-- Opening Marker --

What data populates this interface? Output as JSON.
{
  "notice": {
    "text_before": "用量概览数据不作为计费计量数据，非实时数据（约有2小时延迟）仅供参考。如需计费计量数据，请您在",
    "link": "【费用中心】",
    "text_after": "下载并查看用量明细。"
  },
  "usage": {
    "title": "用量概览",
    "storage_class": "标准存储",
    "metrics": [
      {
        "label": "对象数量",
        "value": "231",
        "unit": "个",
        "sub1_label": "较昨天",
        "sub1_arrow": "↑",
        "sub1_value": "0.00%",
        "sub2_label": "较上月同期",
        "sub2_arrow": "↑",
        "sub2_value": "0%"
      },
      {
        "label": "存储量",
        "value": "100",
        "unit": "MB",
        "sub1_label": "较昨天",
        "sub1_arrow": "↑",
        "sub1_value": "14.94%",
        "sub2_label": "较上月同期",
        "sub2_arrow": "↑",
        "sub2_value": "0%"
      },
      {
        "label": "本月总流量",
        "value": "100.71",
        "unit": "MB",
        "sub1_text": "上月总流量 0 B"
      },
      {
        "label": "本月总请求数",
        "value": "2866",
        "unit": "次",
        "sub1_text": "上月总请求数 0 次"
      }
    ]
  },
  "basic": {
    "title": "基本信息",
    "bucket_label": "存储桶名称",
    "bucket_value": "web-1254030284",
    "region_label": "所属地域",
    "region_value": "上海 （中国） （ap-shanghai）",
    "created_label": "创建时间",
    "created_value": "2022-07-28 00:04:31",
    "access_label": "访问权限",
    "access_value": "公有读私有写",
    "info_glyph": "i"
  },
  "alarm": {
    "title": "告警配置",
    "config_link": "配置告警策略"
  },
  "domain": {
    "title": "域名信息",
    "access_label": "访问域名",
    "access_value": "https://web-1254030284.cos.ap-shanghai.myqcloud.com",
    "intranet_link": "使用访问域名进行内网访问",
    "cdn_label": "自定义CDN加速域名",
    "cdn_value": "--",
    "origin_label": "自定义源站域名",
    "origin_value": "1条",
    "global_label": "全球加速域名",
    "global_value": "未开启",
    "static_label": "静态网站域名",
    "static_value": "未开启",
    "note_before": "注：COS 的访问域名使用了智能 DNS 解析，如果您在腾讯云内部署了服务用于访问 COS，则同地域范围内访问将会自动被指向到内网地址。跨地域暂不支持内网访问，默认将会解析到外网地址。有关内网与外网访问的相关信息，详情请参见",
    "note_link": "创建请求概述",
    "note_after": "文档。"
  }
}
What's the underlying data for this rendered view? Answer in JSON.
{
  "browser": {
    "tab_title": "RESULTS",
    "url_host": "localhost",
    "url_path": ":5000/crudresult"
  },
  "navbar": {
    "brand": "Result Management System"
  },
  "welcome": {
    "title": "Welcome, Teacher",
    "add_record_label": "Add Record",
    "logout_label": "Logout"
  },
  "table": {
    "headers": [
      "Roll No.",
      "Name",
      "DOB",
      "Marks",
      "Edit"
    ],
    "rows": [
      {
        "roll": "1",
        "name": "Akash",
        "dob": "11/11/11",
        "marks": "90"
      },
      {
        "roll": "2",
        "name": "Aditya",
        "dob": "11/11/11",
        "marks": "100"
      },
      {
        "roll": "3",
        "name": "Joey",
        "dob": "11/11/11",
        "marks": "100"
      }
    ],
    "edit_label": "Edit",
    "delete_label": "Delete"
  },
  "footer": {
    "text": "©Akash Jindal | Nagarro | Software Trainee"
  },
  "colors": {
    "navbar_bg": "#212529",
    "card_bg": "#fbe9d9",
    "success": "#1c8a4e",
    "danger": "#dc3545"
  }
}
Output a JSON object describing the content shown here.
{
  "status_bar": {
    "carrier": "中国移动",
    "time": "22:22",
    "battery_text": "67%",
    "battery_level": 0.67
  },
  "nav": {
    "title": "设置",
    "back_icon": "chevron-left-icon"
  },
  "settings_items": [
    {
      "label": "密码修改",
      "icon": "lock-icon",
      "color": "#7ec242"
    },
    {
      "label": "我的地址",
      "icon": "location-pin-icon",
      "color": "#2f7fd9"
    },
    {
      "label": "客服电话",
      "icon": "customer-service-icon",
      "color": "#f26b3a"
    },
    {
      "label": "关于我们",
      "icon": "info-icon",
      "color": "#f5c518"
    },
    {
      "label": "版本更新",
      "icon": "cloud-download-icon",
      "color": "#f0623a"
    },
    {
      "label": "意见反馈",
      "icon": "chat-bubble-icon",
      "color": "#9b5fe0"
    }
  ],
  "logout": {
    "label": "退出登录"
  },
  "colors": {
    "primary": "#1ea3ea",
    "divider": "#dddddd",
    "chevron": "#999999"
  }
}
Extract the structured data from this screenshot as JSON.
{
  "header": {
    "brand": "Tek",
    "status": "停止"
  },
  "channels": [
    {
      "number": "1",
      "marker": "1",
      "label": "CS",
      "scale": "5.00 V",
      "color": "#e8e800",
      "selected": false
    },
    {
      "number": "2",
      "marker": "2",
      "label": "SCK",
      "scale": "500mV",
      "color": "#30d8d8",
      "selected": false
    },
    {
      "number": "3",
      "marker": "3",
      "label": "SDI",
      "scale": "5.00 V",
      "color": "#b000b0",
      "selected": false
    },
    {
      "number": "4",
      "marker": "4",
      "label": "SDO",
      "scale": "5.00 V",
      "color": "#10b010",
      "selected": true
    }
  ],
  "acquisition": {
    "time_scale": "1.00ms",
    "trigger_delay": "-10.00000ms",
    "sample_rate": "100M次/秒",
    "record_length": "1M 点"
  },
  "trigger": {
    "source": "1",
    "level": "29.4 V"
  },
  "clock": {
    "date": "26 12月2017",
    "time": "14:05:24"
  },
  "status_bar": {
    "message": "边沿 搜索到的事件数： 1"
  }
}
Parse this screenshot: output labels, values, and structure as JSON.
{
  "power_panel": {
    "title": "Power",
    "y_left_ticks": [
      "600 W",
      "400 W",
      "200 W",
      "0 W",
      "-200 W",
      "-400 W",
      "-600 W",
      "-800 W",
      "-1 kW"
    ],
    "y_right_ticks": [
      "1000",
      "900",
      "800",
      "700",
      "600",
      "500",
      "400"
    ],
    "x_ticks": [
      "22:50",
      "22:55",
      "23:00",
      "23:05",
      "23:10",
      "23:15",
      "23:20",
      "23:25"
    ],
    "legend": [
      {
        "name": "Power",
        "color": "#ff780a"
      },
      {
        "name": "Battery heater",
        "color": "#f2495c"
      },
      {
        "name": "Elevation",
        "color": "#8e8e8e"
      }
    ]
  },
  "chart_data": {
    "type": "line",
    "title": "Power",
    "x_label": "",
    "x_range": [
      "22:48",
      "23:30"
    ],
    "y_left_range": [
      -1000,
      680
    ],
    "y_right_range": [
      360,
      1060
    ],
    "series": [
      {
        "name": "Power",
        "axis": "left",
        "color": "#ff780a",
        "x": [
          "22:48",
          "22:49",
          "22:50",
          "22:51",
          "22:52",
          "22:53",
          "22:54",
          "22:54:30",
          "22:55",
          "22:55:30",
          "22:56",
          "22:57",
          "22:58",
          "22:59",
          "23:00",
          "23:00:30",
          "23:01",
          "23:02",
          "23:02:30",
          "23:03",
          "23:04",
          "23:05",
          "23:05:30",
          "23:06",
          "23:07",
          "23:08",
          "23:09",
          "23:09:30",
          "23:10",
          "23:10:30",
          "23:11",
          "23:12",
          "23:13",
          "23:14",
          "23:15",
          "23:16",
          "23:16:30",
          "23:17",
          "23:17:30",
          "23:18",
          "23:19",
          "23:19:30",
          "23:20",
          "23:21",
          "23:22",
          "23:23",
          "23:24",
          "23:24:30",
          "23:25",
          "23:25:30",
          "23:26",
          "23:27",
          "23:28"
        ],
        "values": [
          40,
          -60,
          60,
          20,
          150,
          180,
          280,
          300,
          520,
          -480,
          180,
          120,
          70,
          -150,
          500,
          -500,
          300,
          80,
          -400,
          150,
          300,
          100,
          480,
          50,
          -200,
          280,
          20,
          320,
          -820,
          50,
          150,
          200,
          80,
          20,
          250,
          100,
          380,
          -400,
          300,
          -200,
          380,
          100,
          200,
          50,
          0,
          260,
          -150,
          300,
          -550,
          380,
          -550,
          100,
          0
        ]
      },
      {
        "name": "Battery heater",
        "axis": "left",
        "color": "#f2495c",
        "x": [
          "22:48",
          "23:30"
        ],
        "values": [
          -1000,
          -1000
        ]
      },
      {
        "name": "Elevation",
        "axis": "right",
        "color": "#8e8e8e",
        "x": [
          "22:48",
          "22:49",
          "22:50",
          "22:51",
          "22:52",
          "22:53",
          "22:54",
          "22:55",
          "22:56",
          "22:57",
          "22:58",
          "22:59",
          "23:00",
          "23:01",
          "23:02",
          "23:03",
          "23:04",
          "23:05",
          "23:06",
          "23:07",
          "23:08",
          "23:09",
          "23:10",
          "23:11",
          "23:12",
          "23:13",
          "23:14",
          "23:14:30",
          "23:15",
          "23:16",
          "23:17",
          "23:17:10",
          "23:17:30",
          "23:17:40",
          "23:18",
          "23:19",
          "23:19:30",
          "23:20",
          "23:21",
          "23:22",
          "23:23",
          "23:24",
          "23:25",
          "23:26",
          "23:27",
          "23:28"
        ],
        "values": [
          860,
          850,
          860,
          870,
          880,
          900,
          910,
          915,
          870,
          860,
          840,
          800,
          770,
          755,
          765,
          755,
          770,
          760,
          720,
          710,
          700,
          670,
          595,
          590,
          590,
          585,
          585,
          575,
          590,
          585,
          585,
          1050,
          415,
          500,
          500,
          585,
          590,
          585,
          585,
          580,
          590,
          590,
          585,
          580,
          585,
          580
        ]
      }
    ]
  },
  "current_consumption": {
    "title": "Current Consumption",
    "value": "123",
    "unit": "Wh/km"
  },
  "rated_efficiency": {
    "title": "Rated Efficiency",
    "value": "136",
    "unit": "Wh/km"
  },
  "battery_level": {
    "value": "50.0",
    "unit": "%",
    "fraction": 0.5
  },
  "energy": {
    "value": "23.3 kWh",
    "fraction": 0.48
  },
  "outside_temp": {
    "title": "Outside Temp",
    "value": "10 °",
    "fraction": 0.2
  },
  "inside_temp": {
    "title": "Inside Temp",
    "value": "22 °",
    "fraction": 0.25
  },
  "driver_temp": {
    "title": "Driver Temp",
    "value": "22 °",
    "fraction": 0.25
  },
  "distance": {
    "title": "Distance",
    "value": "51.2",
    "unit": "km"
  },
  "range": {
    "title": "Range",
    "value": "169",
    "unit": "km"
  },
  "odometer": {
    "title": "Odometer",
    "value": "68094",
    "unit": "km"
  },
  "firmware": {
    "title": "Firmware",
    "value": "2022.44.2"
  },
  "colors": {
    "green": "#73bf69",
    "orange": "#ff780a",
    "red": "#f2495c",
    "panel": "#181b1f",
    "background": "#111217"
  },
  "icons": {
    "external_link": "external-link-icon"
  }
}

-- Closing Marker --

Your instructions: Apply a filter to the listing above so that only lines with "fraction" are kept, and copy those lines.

Task result:
    "fraction": 0.5
    "fraction": 0.48
    "fraction": 0.2
    "fraction": 0.25
    "fraction": 0.25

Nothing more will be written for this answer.